Ms. McDonnell played the character well. She must have done quite a bit of research on the subject. Not only did she display the social awkwardness that accompanies Aspbergers, but she showed the preoccupation with information that some with Aspbergers can show. Her character will be back for at least two more episodes and I'm really interested in what will happen with Virgina Dixon.
So far, there have been mixed reviews out there on this role. Some were disappointed that the story line was blah, some were so happy to see a character with a disorder like this portrayed as a successful person. If you get a chance, or have already seen it, what's your take?

Monday, November 10, 2008

Preschool Crush

Hee hee. My baby has his first crush. Well I'm not sure it's a crush, but I'm gonna pretend because it's rather cute.
Wes' para has told me that he likes to play with this particular girl, A. He and A have played together a few times when he's engaged. Today, they were doing an obstacle course together. A was following behind Wes and he kept looking behind to make sure she was still there. After a few times, A decided she didn't want to play anymore and took off. Another little boy came up behind Wes in the tunnel and when Wes turned around, he was surprised. According to his para, Wes turned around and say "Oh, not you boys name". He said the child's name, but I'm just saying boys name.
I find it so cute that he wanted to play with her and he was looking for her. My baby is growing up. That's a huge step in his social skills. Social skills are where his biggest deficit right now, but showing improvements. Way to go Casanova.

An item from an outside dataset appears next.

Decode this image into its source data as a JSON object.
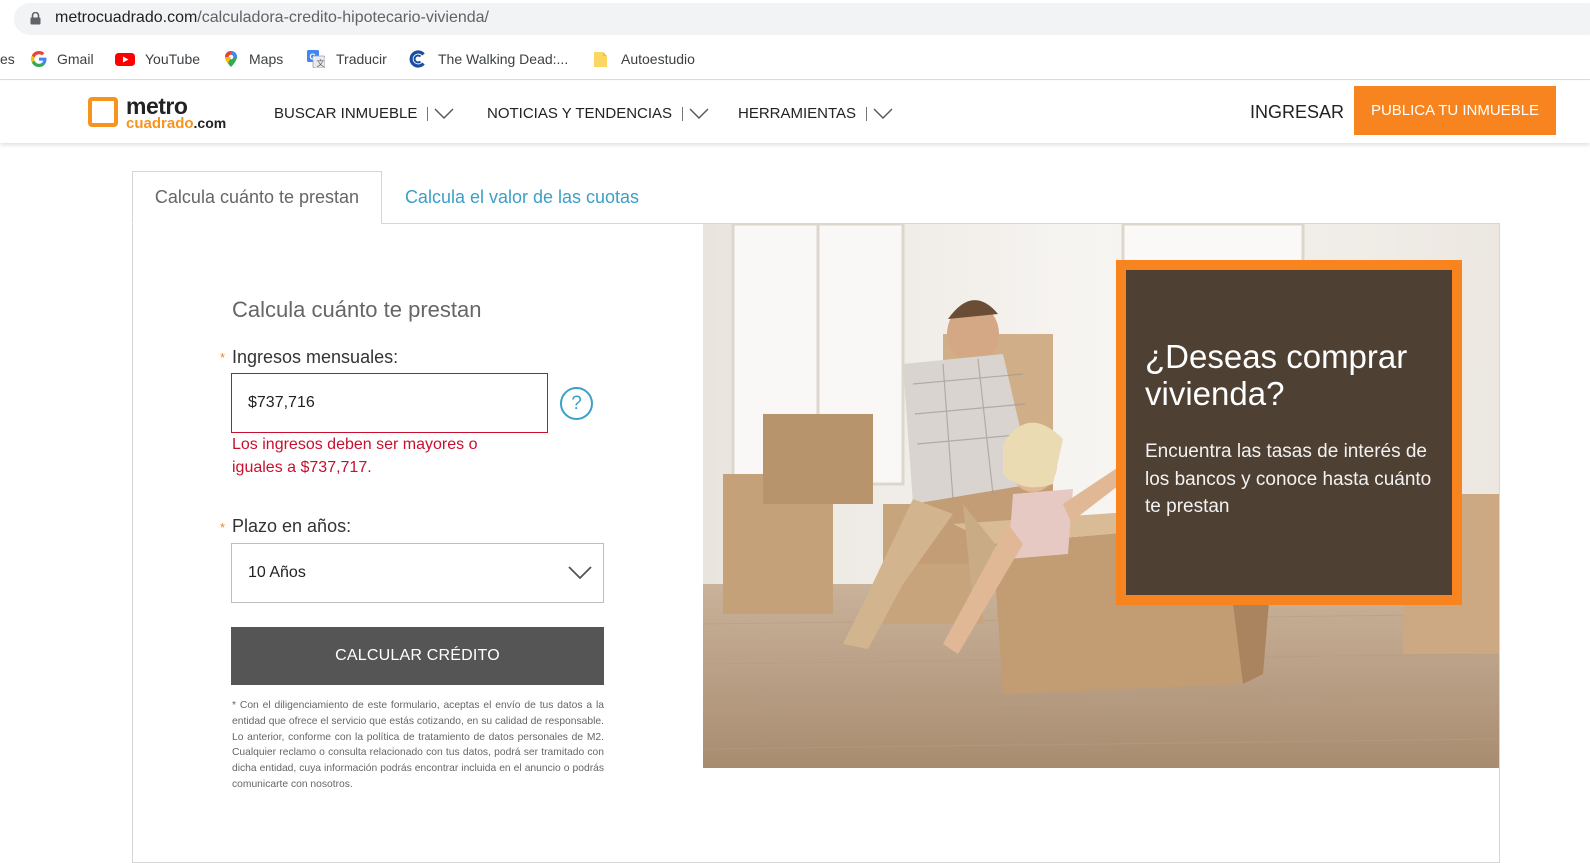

Saturday, November 8, 2008


If only for the evening. Tim and I were invited to a small dinner party this evening with some friends. Both couples also have a child on the spectrum. I couldn't be more excited. While most of the conversation will probably be on our children (that can't be helped), it will be nice to be with adults only and relax. I also won't have to worry about who's getting into what, whether or not that breakable was broken by one of my own, and where the socks are that were not supposed to be removed. They get to spend some time having fun with the new sitter we found. Yes, that's right. We found a sitter and she's great! I still pinch myself about it.
We thought about bringing the boys along because they were invited. They are the youngest of the bunch. The other couple (that happens to be J, the one I praise for all her advice and help) won't be bringing their son, and suggested that we find a sitter so we can enjoy ourselves (I told you she had great advice). Tonight will be about adults, support, and friendship.

Thursday, November 6, 2008

Just so we're clear

This is not a political blog. There are many out there, so if you want to start something (such as a debate) then go there. It is my right to support whomever I see fit. If you want to comment about that choice, then do so without anonymity and without cowardliness. I'll be happy to give you my opinions and thoughts, but I won't do it when someone is trying to be condescending. Thank you.

Fast Forward

It's been nearly 9 years since my last post. Wow, have things changed! I'm not sure why I stopped posting to my blog. It was mos...